However, brands on the whole are only just starting to understand, and are still too fixated on metrics like click-through rate according to Baker. “At the moment, the brands say the agencies don’t get it and the agencies say the brands don’t get it. They’ve all drunk the display drug, and that’s why we include display in our brand partnership deals – it just makes them feel safer,” she says.
“It seems to me that because of the avalanche of content, quality went out the window and respect for the user’s time did the same. It’s a question of stopping for a minute and asking why that person is going to give you five minutes of her time. If she’s going to do that, and you want her to come back when she has another five minutes, it’s got to be good. Some brands just don’t really respect that.”
One brand that did get it and came on board with The Pool’s less-is-more approach is Marks & Spencer. Its content partnership for M&S Food includes the publication of an article late afternoon targeting women at the time they are most likely to start thinking about what they will have for dinner.

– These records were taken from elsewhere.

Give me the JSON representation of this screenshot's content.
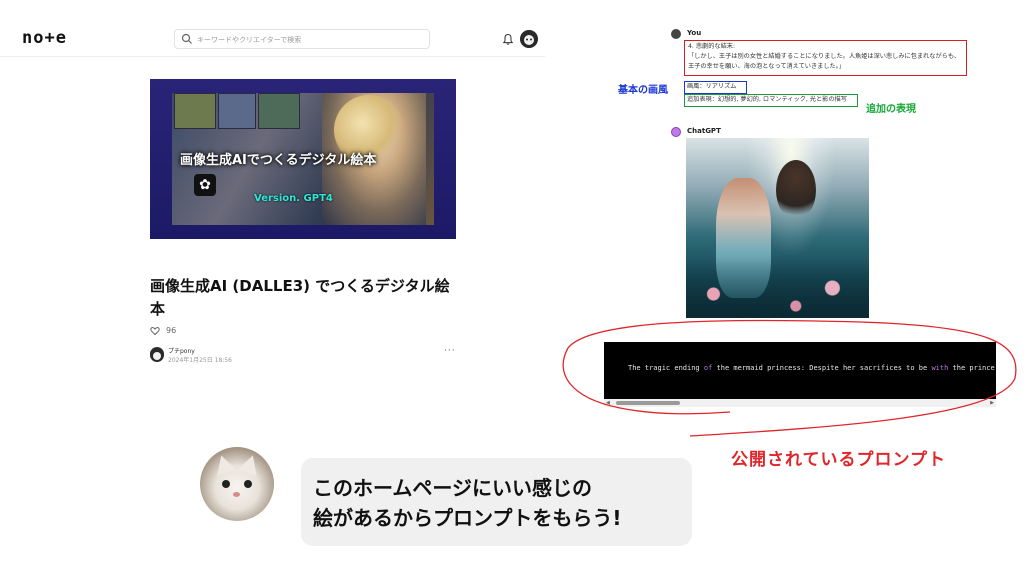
{
  "note": {
    "logo": "no+e",
    "search_placeholder": "キーワードやクリエイターで検索",
    "hero": {
      "title": "画像生成AIでつくるデジタル絵本",
      "version": "Version. GPT4"
    },
    "article_title": "画像生成AI (DALLE3) でつくるデジタル絵本",
    "likes": "96",
    "author": "プチpony",
    "date": "2024年1月25日 18:56",
    "more": "···"
  },
  "chat": {
    "user_name": "You",
    "prompt_heading": "4. 悲劇的な結末:",
    "prompt_body": "「しかし、王子は別の女性と結婚することになりました。人魚姫は深い悲しみに包まれながらも、王子の幸せを願い、海の泡となって消えていきました。」",
    "style_line": "画風：リアリズム",
    "extra_line": "追加表現：幻想的, 夢幻的, ロマンティック, 光と影の描写",
    "assistant_name": "ChatGPT"
  },
  "annotations": {
    "base_style": "基本の画風",
    "extra_expression": "追加の表現",
    "public_prompt": "公開されているプロンプト"
  },
  "code": {
    "part1": "The tragic ending ",
    "kw1": "of",
    "part2": " the mermaid princess: Despite her sacrifices to be ",
    "kw2": "with",
    "part3": " the prince "
  },
  "speech": {
    "text": "このホームページにいい感じの\n絵があるからプロンプトをもらう!"
  },
  "colors": {
    "red": "#e0262a",
    "blue": "#1a37d6",
    "green": "#18a83a"
  }
}
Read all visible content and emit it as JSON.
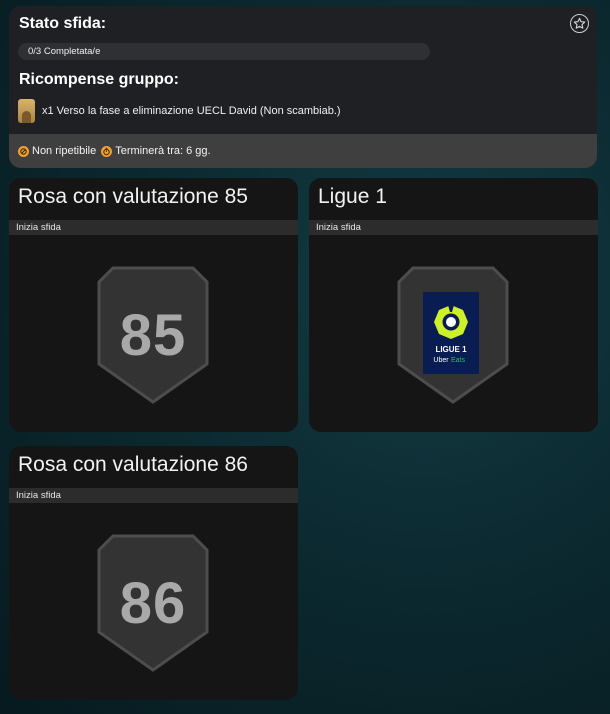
{
  "status": {
    "title": "Stato sfida:",
    "progress_label": "0/3 Completata/e",
    "progress_fraction": 0,
    "rewards_title": "Ricompense gruppo:",
    "reward_text": "x1 Verso la fase a eliminazione UECL David (Non scambiab.)",
    "info_not_repeatable": "Non ripetibile",
    "info_ends": "Terminerà tra: 6 gg."
  },
  "cards": [
    {
      "title": "Rosa con valutazione 85",
      "strip": "Inizia sfida",
      "badge": "85"
    },
    {
      "title": "Ligue 1",
      "strip": "Inizia sfida",
      "logo_line1": "LIGUE 1",
      "logo_line2a": "Uber",
      "logo_line2b": "Eats"
    },
    {
      "title": "Rosa con valutazione 86",
      "strip": "Inizia sfida",
      "badge": "86"
    }
  ],
  "colors": {
    "panel": "#1e2024",
    "card": "#151515",
    "accent_lime": "#cdf02a",
    "info_orange": "#f1a22a",
    "logo_navy": "#0a1d52",
    "uber_eats_green": "#1dbf73"
  }
}
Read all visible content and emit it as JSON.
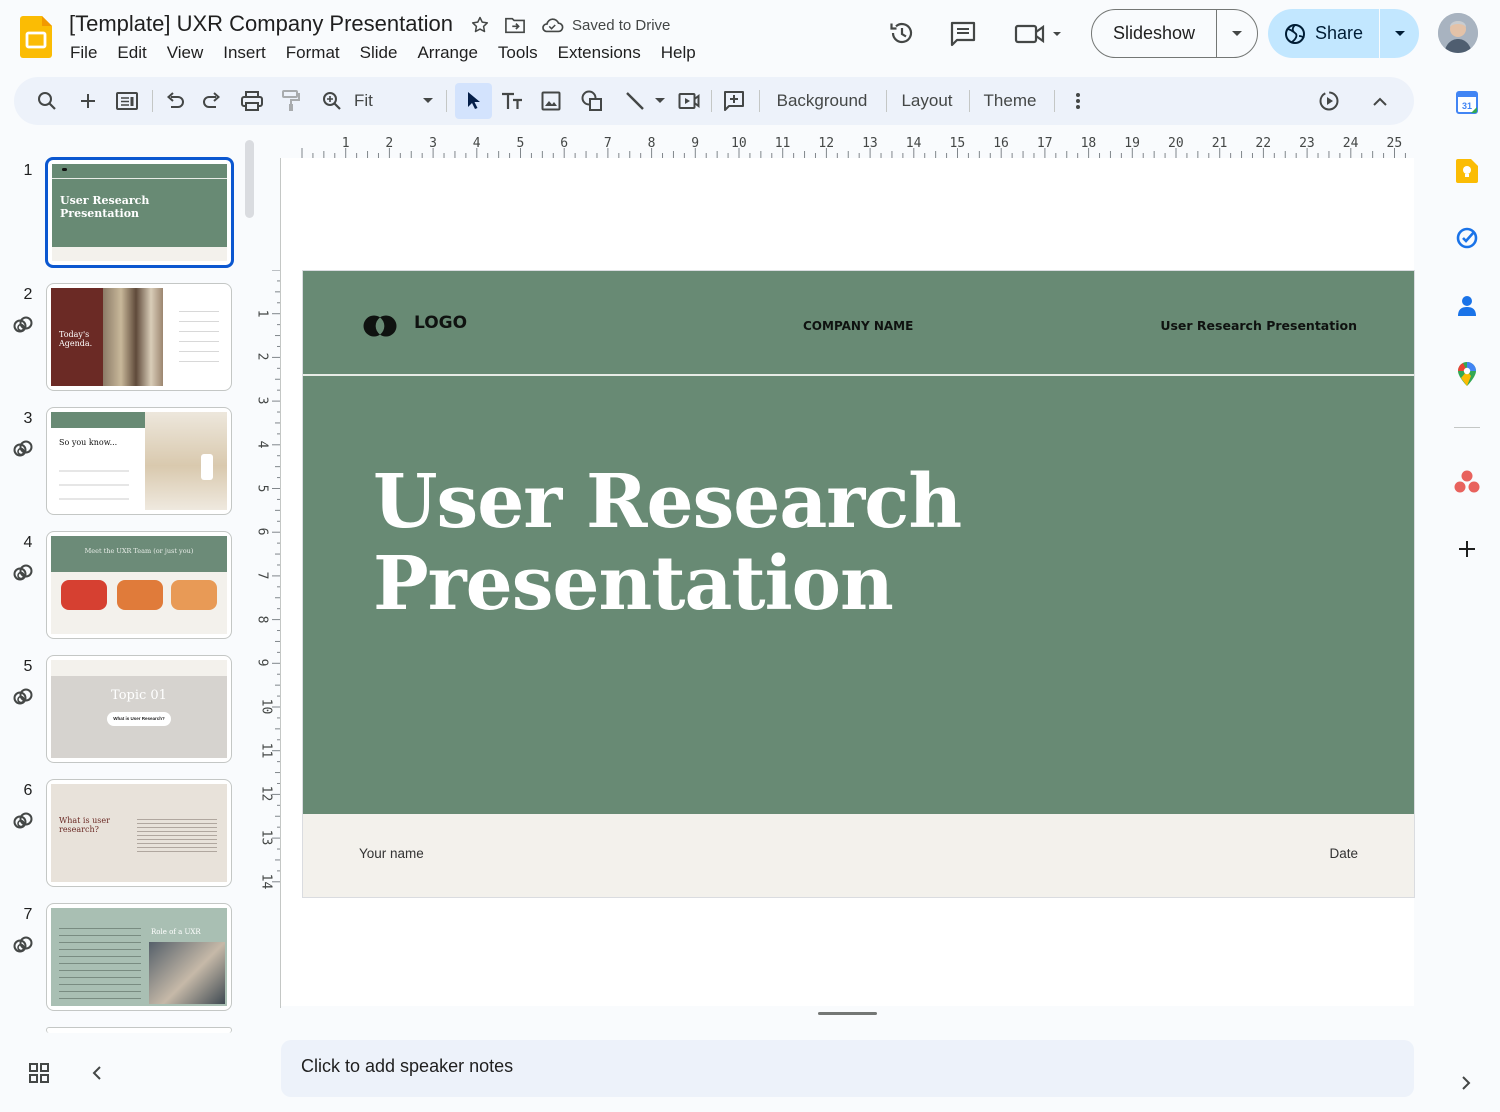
{
  "app": {
    "doc_title": "[Template] UXR Company Presentation",
    "saved_status": "Saved to Drive",
    "menu": [
      "File",
      "Edit",
      "View",
      "Insert",
      "Format",
      "Slide",
      "Arrange",
      "Tools",
      "Extensions",
      "Help"
    ],
    "slideshow_label": "Slideshow",
    "share_label": "Share"
  },
  "toolbar": {
    "zoom_label": "Fit",
    "background_label": "Background",
    "layout_label": "Layout",
    "theme_label": "Theme"
  },
  "ruler": {
    "h": [
      "1",
      "2",
      "3",
      "4",
      "5",
      "6",
      "7",
      "8",
      "9",
      "10",
      "11",
      "12",
      "13",
      "14",
      "15",
      "16",
      "17",
      "18",
      "19",
      "20",
      "21",
      "22",
      "23",
      "24",
      "25"
    ],
    "v": [
      "1",
      "2",
      "3",
      "4",
      "5",
      "6",
      "7",
      "8",
      "9",
      "10",
      "11",
      "12",
      "13",
      "14"
    ]
  },
  "filmstrip": {
    "numbers": [
      "1",
      "2",
      "3",
      "4",
      "5",
      "6",
      "7"
    ],
    "t1_title": "User Research Presentation",
    "t2_title": "Today's Agenda.",
    "t3_title": "So you know...",
    "t4_title": "Meet the UXR Team (or just you)",
    "t5_title": "Topic 01",
    "t5_pill": "What is User Research?",
    "t6_title": "What is user research?",
    "t7_title": "Role of a UXR"
  },
  "slide": {
    "logo": "LOGO",
    "company": "COMPANY NAME",
    "presentation": "User Research Presentation",
    "title_line1": "User Research",
    "title_line2": "Presentation",
    "your_name": "Your name",
    "date": "Date"
  },
  "notes_placeholder": "Click to add speaker notes",
  "colors": {
    "slide_green": "#688a74",
    "footer_beige": "#f3f1ec",
    "share_blue": "#c2e7ff",
    "selection_blue": "#0b57d0"
  }
}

When The Drum meets Laverne and Baker, they’re just closing a round of funding, earmarked for growing the commercial team. Since launch, The Pool has worked with a select number of the brands on its wishlist, including Clinique, its first partner.
With more pitches coming in than they can handle, servicing more partnerships is a big priority. “At the moment we’re having to cherry-pick,” says Baker.

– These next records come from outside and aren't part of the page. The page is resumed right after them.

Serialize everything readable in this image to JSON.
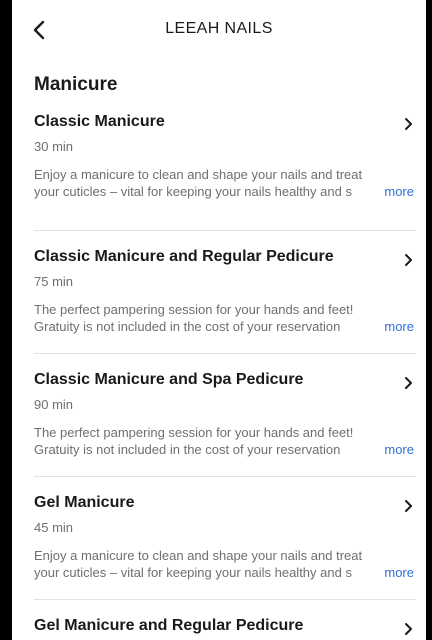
{
  "header": {
    "title": "LEEAH NAILS",
    "back_icon": "chevron-left-icon"
  },
  "section": {
    "title": "Manicure"
  },
  "services": [
    {
      "name": "Classic Manicure",
      "duration": "30 min",
      "description": "Enjoy a manicure to clean and shape your nails and treat your cuticles – vital for keeping your nails healthy and s",
      "more": "more"
    },
    {
      "name": "Classic Manicure and Regular Pedicure",
      "duration": "75 min",
      "description": "The perfect pampering session for your hands and feet! Gratuity is not included in the cost of your reservation",
      "more": "more"
    },
    {
      "name": "Classic Manicure and Spa Pedicure",
      "duration": "90 min",
      "description": "The perfect pampering session for your hands and feet! Gratuity is not included in the cost of your reservation",
      "more": "more"
    },
    {
      "name": "Gel Manicure",
      "duration": "45 min",
      "description": "Enjoy a manicure to clean and shape your nails and treat your cuticles – vital for keeping your nails healthy and s",
      "more": "more"
    },
    {
      "name": "Gel Manicure and Regular Pedicure"
    }
  ],
  "colors": {
    "link": "#2f6fd8",
    "text": "#1a1a1a",
    "muted": "#6f6f6f",
    "divider": "#e2e2e2"
  }
}
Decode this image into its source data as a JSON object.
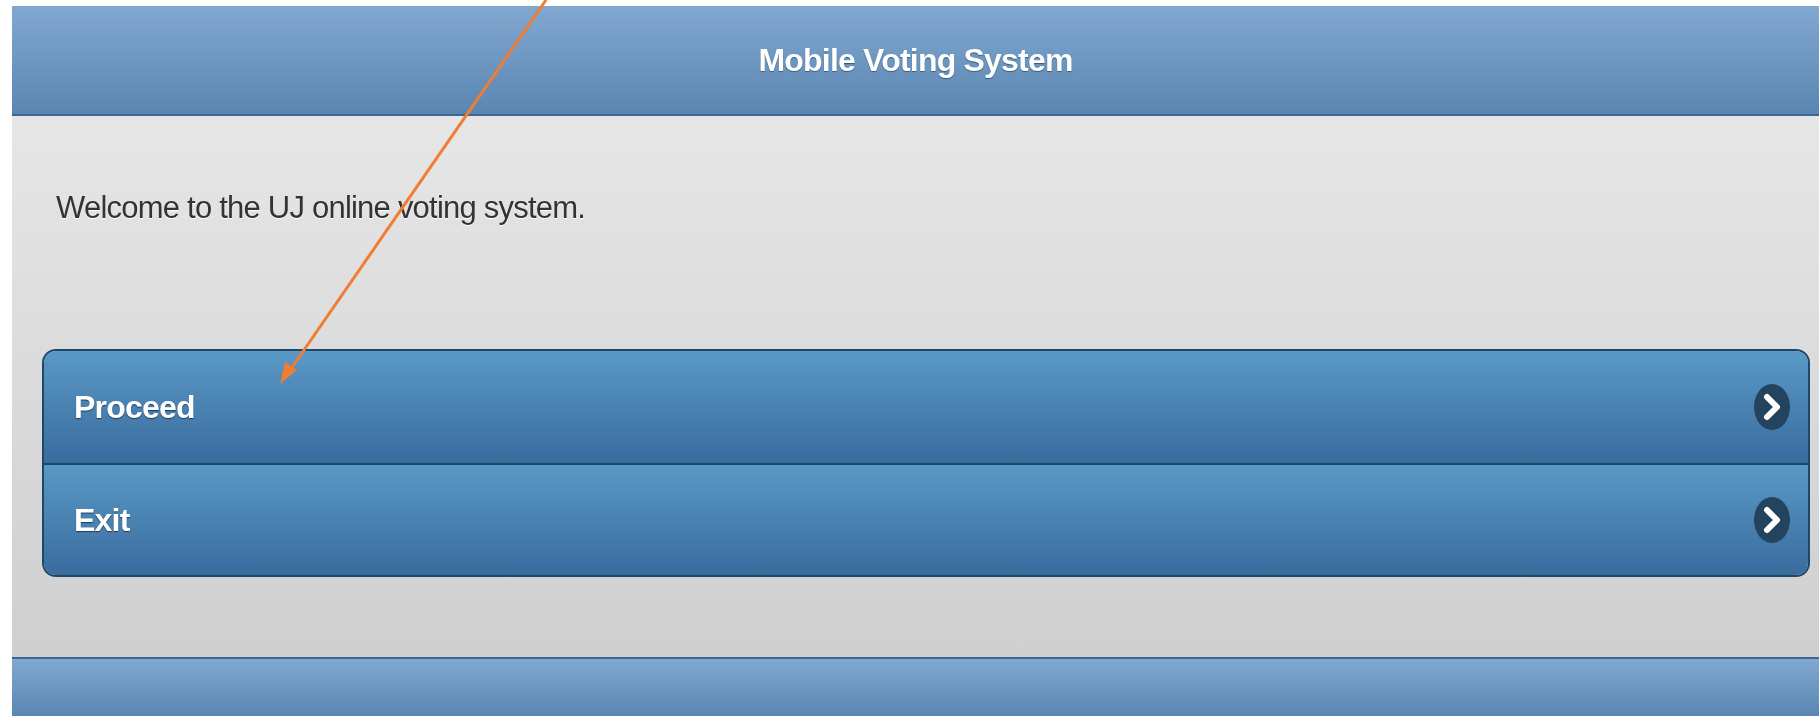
{
  "header": {
    "title": "Mobile Voting System"
  },
  "welcome": "Welcome to the UJ online voting system.",
  "menu": [
    {
      "label": "Proceed"
    },
    {
      "label": "Exit"
    }
  ]
}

Following the round of funding, another key area of focus is working on its database of email subscribers who receive a targeted e-shot listing three top articles during the morning commute. Open rates are 55 to 60 per cent, says Baker, with a click-through of 25 to 30 per cent. Going forward, the priority will be to build a meaningful picture of the audience. “We know how valuable that audience is,” she adds.
Holding their nerve
Of course, disrupting the status quo hasn’t been pain-free for the two, who have instinctively run against some received wisdom when starting out. Baker says “loads of people, particularly digital people” felt their strategy wouldn’t work because readers wouldn’t accept a broadcast approach online. “Loads of blokes in particular said ‘they don’t want everything first thing in the morning’, and ‘they’re not going to come back because you tell them to’ – but they did.”
Their approach to long-form is also doing well, despite uncertainty from some corners. “Someone said to me you’re really lucky if you can get anyone to watch a video or listen to a podcast more than three minutes long; actually, we’ve found the opposite,” says Laverne. “As long as it’s put out at the right time, our long-form travels and gets a lot of engagement. That’s been satisfying because we had to hold our nerve on a few things, and I’m glad we did.”
Image courtesy of David Levene/Guardian News & Media
This feature was first published in The Drum's 29 June issue.